When you see erroneous payment or status information in your credit file, you should take up that dispute with your creditor, before contacting the credit bureaus.
Examples of the types of erroneous information you should dispute with a creditor include:
Wrongfully reported late payments
Maybe a creditor reported you as being 30 days past due, but you weren’t. Or perhaps the severity of your delinquency has been over-stated, as would be the case if you were 60 days late paying a bill, but a creditor reported your 90 days late.
If an account in collections contains inaccurate information, contact the creditor to clear up the matter. They may have added additional fees, interest charges or penalties, which caused the outstanding balance to grow enormously. Or perhaps you didn’t even realize you had an account in collections, due to diverted mail or an address change. Whatever the circumstance, if there is a reason for you to dispute collection-account information, you’ll be best served starting with the creditor.
Inaccurately noted account status
Contact any creditors that have mistakenly reported your account status to the credit bureaus. Your account status includes whether your account is open or closed, current or past due, charged off or not, and so on.
Account ownership mistakes
Are there accounts on your credit report showing up as joint obligations, but they’re really just debts of your spouse or someone else? Or what about an account in which you’re listed as an “authorized user” but you’re actually a co-signer and joint user on the account? In each of these cases, you should contact the creditor and ask them to amend or update the account ownership information shown on your credit report.

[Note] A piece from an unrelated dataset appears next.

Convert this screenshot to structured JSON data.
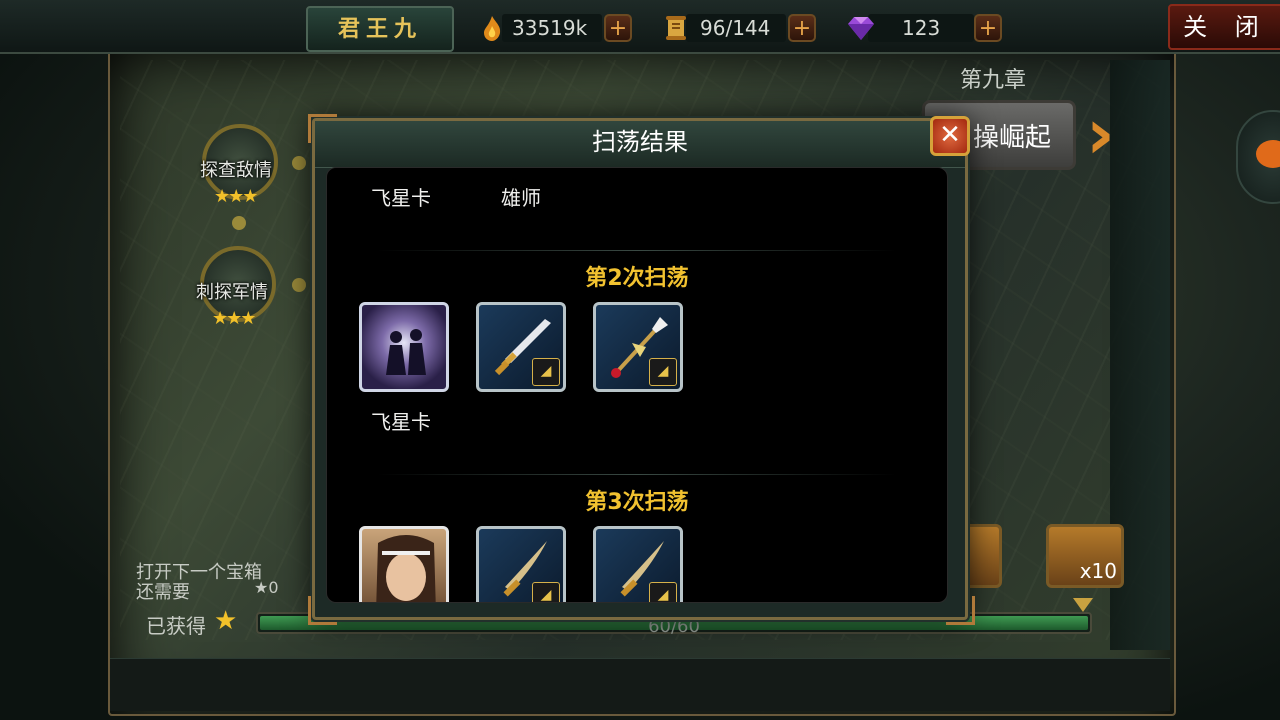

Negative, erroneous information about your account status
Any negative payment information or comments about your account that are erroneous should be deleted from your credit reports. For instance, if your credit report shows “Account Closed By Credit Grantor,” but in reality, you closed the account, ask the creditor to change it to “Account Closed By Consumer.” Another example: if a creditor has reported inaccurate information about your past credit usage, which would be shown in the “high balance” field of your credit report, request that this information be properly reported as well.
Inaccurate “balance” information

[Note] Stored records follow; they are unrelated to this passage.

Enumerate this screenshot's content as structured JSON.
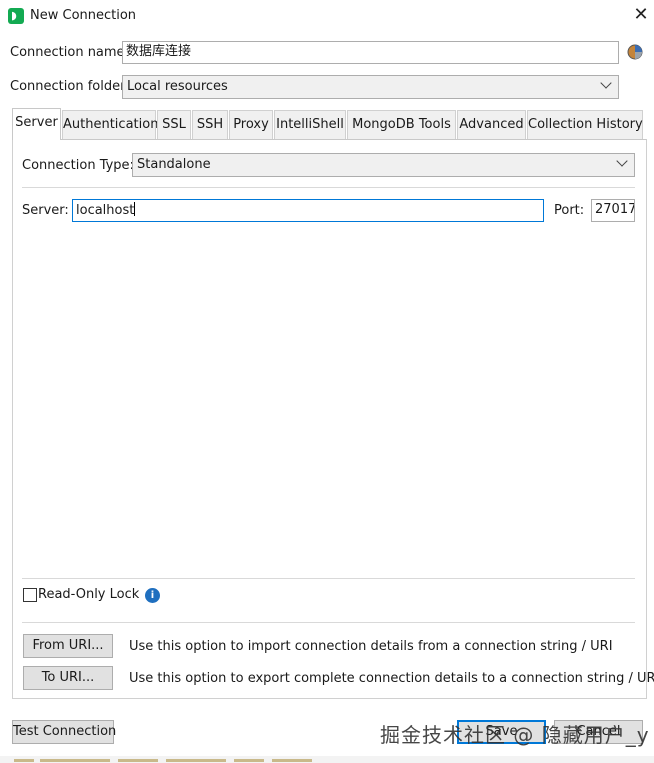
{
  "window": {
    "title": "New Connection",
    "close_glyph": "✕"
  },
  "connection_name": {
    "label": "Connection name:",
    "value": "数据库连接"
  },
  "connection_folder": {
    "label": "Connection folder:",
    "value": "Local resources"
  },
  "tabs": [
    {
      "label": "Server",
      "active": true
    },
    {
      "label": "Authentication"
    },
    {
      "label": "SSL"
    },
    {
      "label": "SSH"
    },
    {
      "label": "Proxy"
    },
    {
      "label": "IntelliShell"
    },
    {
      "label": "MongoDB Tools"
    },
    {
      "label": "Advanced"
    },
    {
      "label": "Collection History"
    }
  ],
  "server_tab": {
    "connection_type_label": "Connection Type:",
    "connection_type_value": "Standalone",
    "server_label": "Server:",
    "server_value": "localhost",
    "port_label": "Port:",
    "port_value": "27017"
  },
  "read_only_lock": {
    "label": "Read-Only Lock",
    "checked": false,
    "info_glyph": "i"
  },
  "uri": {
    "from_button": "From URI...",
    "from_description": "Use this option to import connection details from a connection string / URI",
    "to_button": "To URI...",
    "to_description": "Use this option to export complete connection details to a connection string / URI"
  },
  "footer": {
    "test_button": "Test Connection",
    "save_button": "Save",
    "cancel_button": "Cancel",
    "watermark": "掘金技术社区 @ 隐藏用户_y"
  },
  "colors": {
    "accent_focus": "#0078d7",
    "app_icon": "#13aa52"
  }
}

Since your creditors report your balances to the credit bureaus every month, it’s not uncommon to find that there is some lag time between the time that you pay your bills, and the time that your creditors get around to notifying TransUnion, Experian and Equifax about those payments. So don’t be concerned if your “balance” shows $2,200 but you know you made a payment two weeks ago of $200 and your correct balance is really $2,000.
What you should watch out for however, are major discrepancies in your reported balances. For instance, if your balance was reported as $2,200, but it was really $220, then that is something you should contact a creditor about, asking them to correct their records and your credit reports.
For all of the errors mentioned above, and especially for disputes about payments (i.e. how much you paid, the account status, whether or not a payment was late, and so on), always start out by going directly to your creditor and requesting that they delete outdated information or update negative, inaccurate information contained in your credit report.
What to Do When the Creditor Won’t Change the Information
If a creditor doesn’t respond favorably, you’ll need to get more aggressive in your efforts, elevating your requests to supervisors, drafting formal letters, and supplying creditors with any documentation you have that supports your claims. Some of you may even need to embark on a more aggressive campaign, and undertake more serious negotiations with your creditors, as well as collection agencies. If all those efforts fail, your best bet is to then turn to the credit bureaus – Equifax, Experian and TransUnion – and dispute the inaccurate information with them.
Lynnette Khalfani-Cox, The Money Coach®, is a personal finance expert, speaker, and author of 15 money-management books, including the New York Times bestseller Zero Debt: The Ultimate Guide to Financial Freedom.
Lynnette has been seen on more than 1,000 TV segments nationwide, including television appearances on Oprah, Dr. Phil, The Dr. Oz Show, The Steve Harvey Show, Good Morning America, The TODAY Show and many more.
All information on this blog is for educational purposes only. Lynnette Khalfani-Cox, The Money Coach, is not a certified financial planner, registered investment adviser, or attorney. If you need specialty financial, investment or legal advice, please consult the appropriate professional. Advertising Disclosure: This site may accept advertising, affiliate payments or other forms of compensation from companies mentioned in articles. This compensation may impact how and where products and companies appear on this site. AskTheMoneyCoach™ and Lynnette Khalfani-Cox, The Money Coach® are trademarks of TheMoneyCoach.net, LLC.